Ok, so this isn’t directly related to beer, but how many times in my life will I visit a tequila distillery?

The agave plant is steamed for 12 hours to extract juices, essentially like making and steaming wort.

My wife and I were on a cruise down the Baja to Cabo, Mazatlan and Puerto Vallarta over Thanksgiving this year for her brother’s wedding. While in Mazatlan, we took a zip-lining excursion that – to my pleasant surprise – happened to be on grounds owned by tequila distillery Los Osuna. We spent the afternoon in the trees above an agave plantation. Agave is what is fermented and distilled into tequila. At the end of zip lining we got to take a tour of the distillery and sip on as many tequila shots as we wanted.

It was cool to experience the tour with a firm understanding of the general fermentation process. I could pick out all the similarities (of which there were many!) and differences between distilling tequila and brewing beer. Essentially, the agave is harvested, dropped into a steamer dug about 8-10 feet deep into the ground, steamed for 12 hours until it gets to about the consistency and taste of half-cooked sweet potatoes. Juices are extracted through syphoning and squeezing of the agave and then open-fermented. I think they may have the opportunity to be less concerned about sanitation given the high alcohol content of the product. I didn’t catch the exact details as to how long fermentation continues for, but I know there were a few transfers involved to distill the tequila down to the proper strength (though the tour guide mentioned the last phase of distillation brings the tequila above the legal alcohol content percentage for the drink so it must be first watered down slightly for commercial sale). (more…)

Darkness Day at Surly Brewing Company

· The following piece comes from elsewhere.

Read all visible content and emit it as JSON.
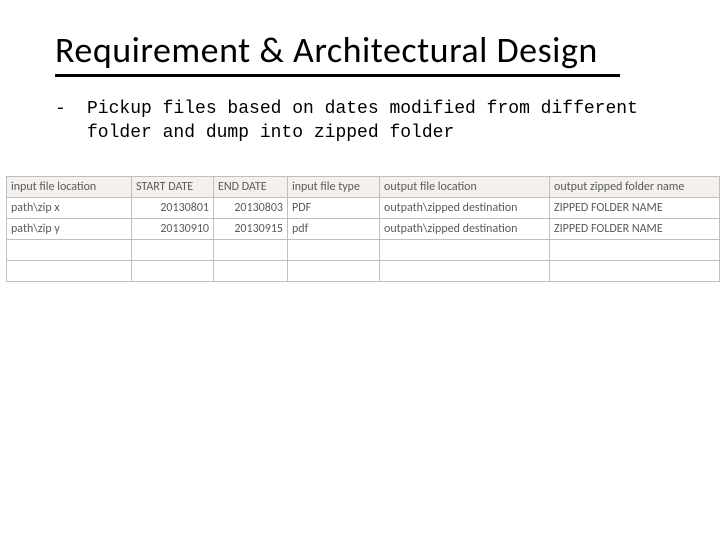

Part of the reason I like Surly so much is because of their seasonal rare brews. It’s so cool to see a local brewery workingWaiting in line on Darkness Day at Surly Brewing Co. hard to keep their clientele entertained with new brews and clever marketing to go along with it. I’m proud they’re based here in Minneapolis.

Every year (since 2007 I believe), Surly has put out their Darkness brew around Halloween. This Russian Imperial Stout comes in a waxed 750 ml. bottle and weighs in at around 9% ABV. $18.00 each. Buddies Cristof and Dan accompanied me (“enabled” me) to wait in line at the brewery on Darkness Day in hopes of getting one of the 7,500 bottles available for purchase that morning (with just 7,000 more bottles distributed to local liquor stores this year — the number produced grows each year to get a little closer to meeting demand). Apparently guys who trade beer online (according to the two standing in front of me at the port-o-john that morning) go nuts for Darkness. “You can pretty much trade online for any beer you want if you’ve got a bottle of Darkness” I heard one of the guys say.

We arrived just after 7:45am Saturday 10/23. Armed with some Surly Wet and Surly fest, a newspaper, folding chairs and sack toss game, we sat in line until things started moving just before the 12 noon release. After the line got going, it took us until about 1:15pm before we were actually able to get to the front and purchase Darkness. (more…)

Tour of Summit Brewing Company

I had been wanting to catch a Summit tour for many months and finally was able to do so on a Saturday in early October. I believe the seasonal on tap at the time was their Horizon Red ale. I recall it was pretty good, though not as good as their unchained series batch #3, the RyePA, an India Pale Ale made with rye. I think they had found one keg of that sitting around and had it on tap as well. That one far out-shined their seasonal offering.

The Tour
Summit has a very nice facility and a lot of fermentation capacity for what is (or what recently was?) a small midwest craft brewery (yes I believe they are too large to fit into the”microbrewery” category now).  They have two HUGE copper mash tuns well situated out front by the tasting room. I believe these are their only functional mash tuns but I could be wrong. The only problem I had with the tour was a pretty big one: the tour guide, himself. (more…)